===== THE RECORDS

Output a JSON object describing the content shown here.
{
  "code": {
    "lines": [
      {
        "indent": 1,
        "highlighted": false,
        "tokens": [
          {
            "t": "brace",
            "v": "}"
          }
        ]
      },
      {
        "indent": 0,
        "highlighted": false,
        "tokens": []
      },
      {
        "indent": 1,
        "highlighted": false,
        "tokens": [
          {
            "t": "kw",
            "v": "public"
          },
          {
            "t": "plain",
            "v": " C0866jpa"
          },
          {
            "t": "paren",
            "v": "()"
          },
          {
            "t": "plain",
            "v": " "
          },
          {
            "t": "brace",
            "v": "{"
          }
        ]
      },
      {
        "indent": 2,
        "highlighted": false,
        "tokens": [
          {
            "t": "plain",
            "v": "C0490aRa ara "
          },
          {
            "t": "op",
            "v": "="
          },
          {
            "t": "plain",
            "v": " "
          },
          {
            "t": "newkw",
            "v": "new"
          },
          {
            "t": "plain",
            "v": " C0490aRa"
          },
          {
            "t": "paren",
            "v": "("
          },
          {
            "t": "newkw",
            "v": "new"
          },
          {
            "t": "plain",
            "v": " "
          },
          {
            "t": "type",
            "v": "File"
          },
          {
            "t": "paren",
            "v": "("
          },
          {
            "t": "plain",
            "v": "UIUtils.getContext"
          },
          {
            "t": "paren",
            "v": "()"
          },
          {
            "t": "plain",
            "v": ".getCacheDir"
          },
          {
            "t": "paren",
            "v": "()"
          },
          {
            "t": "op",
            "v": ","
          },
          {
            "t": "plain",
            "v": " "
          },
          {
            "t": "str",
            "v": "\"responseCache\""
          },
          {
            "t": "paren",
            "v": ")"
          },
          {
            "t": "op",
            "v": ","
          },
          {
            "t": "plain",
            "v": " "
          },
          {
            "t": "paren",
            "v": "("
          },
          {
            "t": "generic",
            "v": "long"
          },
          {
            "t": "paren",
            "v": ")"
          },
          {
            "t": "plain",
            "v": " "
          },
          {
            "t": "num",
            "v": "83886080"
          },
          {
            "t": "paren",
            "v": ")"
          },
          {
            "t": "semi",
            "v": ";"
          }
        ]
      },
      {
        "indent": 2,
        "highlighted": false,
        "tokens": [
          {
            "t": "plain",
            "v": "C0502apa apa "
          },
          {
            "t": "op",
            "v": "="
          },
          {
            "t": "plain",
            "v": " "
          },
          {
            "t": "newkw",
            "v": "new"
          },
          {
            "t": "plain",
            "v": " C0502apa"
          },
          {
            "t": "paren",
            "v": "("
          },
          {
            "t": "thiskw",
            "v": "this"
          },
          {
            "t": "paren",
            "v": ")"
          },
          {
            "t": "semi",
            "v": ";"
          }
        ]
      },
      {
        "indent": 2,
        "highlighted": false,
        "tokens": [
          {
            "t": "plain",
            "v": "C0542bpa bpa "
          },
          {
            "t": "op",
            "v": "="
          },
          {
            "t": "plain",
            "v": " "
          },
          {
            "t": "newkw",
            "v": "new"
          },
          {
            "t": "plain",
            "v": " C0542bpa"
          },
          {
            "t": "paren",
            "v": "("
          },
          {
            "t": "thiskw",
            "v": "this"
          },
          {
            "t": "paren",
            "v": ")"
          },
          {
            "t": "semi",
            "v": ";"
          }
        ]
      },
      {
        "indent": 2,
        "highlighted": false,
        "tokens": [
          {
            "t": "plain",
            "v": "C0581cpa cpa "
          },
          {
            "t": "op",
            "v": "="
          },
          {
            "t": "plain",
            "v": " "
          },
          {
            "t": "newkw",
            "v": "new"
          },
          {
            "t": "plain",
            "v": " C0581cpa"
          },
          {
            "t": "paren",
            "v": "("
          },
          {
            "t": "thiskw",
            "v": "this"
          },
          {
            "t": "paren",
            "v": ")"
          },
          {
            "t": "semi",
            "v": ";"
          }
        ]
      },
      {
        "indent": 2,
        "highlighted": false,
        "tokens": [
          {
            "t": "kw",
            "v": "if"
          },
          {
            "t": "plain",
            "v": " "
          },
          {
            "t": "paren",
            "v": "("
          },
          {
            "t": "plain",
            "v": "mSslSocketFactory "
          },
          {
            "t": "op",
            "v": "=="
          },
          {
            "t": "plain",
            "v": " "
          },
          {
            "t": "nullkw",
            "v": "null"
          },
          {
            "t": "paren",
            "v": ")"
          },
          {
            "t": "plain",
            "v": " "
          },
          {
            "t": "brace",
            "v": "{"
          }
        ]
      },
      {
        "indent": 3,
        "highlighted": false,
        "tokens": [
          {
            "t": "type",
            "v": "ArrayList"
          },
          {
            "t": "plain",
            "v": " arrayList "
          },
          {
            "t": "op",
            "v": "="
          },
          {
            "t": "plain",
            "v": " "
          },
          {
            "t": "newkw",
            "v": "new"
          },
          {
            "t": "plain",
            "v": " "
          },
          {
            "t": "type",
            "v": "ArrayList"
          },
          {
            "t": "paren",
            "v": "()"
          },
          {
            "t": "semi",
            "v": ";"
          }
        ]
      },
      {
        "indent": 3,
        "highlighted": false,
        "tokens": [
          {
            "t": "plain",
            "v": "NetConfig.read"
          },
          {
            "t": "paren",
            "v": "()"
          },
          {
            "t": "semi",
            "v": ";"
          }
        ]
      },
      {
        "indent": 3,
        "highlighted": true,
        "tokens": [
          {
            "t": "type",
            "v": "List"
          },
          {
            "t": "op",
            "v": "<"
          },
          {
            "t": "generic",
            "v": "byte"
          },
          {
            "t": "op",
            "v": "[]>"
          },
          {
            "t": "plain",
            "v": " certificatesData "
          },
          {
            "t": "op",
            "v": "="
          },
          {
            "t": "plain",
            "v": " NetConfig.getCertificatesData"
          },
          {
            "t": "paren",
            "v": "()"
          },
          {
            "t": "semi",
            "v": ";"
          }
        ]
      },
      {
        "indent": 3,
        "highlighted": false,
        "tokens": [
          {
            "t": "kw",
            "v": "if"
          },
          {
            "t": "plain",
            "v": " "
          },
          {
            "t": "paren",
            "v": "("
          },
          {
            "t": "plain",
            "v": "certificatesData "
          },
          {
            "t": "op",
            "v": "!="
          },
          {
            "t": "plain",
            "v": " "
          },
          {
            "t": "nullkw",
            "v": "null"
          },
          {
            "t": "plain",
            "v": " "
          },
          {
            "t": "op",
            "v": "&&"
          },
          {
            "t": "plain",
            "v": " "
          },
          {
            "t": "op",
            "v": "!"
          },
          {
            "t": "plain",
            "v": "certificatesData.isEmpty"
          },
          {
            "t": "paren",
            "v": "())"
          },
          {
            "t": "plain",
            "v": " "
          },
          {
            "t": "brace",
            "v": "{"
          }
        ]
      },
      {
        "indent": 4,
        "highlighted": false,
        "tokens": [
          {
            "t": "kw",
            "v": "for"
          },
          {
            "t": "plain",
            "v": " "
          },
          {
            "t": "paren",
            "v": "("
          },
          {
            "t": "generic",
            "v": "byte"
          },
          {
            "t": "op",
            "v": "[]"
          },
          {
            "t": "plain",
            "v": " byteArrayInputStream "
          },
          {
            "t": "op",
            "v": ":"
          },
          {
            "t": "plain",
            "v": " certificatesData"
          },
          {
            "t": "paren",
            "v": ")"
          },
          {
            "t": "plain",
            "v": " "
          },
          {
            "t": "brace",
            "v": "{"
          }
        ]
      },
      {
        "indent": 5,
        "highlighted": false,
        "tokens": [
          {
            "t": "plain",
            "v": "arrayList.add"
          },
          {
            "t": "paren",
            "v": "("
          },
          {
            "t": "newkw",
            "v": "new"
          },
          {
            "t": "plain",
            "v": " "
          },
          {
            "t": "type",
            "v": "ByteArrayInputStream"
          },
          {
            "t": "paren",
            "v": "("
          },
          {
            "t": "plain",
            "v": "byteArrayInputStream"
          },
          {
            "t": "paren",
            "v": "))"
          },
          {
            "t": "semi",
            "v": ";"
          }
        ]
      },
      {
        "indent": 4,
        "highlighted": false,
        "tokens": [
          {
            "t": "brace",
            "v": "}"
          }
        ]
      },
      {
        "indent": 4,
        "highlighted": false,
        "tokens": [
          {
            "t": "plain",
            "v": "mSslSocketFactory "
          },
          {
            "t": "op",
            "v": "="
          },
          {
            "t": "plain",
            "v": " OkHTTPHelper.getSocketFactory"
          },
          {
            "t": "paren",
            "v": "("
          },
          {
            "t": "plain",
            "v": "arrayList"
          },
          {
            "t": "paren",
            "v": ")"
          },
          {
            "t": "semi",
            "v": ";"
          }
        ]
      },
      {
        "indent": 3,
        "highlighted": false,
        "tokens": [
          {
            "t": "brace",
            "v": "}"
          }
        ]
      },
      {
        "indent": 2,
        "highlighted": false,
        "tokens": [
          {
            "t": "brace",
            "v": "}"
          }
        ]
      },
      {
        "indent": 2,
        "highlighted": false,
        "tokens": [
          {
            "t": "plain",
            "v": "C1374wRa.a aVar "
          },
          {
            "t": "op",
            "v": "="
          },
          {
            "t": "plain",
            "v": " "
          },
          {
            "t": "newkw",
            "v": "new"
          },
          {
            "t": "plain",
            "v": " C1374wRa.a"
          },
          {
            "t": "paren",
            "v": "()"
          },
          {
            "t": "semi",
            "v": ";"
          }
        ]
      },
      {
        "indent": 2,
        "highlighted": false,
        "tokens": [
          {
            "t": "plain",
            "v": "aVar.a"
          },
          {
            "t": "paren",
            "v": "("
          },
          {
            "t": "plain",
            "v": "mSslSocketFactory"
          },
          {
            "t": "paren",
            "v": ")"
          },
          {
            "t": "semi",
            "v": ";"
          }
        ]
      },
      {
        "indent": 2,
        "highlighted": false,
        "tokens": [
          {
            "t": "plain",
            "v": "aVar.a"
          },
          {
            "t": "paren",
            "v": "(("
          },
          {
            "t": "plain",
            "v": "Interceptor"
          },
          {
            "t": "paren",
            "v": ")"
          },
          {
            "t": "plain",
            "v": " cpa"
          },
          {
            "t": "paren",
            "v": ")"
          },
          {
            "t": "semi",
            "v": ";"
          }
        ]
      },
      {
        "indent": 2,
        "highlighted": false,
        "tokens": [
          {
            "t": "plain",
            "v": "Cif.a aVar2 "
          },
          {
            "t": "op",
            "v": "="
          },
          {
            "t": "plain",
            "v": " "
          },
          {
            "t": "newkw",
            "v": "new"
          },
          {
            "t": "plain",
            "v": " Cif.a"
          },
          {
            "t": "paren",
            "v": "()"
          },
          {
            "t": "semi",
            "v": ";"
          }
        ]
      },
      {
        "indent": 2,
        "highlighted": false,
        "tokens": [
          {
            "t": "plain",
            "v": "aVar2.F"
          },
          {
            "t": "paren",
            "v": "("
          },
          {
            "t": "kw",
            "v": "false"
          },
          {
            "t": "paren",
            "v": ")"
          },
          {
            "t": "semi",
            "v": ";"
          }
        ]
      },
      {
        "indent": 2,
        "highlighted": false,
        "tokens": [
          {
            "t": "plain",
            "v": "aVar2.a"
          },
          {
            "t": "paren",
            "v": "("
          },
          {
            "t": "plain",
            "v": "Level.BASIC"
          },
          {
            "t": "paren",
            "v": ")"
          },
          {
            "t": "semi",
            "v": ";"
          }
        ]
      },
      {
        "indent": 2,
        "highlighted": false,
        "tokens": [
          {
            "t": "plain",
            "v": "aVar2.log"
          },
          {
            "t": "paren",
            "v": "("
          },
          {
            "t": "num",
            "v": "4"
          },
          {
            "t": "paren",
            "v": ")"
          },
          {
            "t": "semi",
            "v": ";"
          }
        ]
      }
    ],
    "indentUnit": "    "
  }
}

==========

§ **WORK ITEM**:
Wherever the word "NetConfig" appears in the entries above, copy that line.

§ **WRITTEN ANSWER**:
            "v": "NetConfig.read"
            "v": " NetConfig.getCertificatesData"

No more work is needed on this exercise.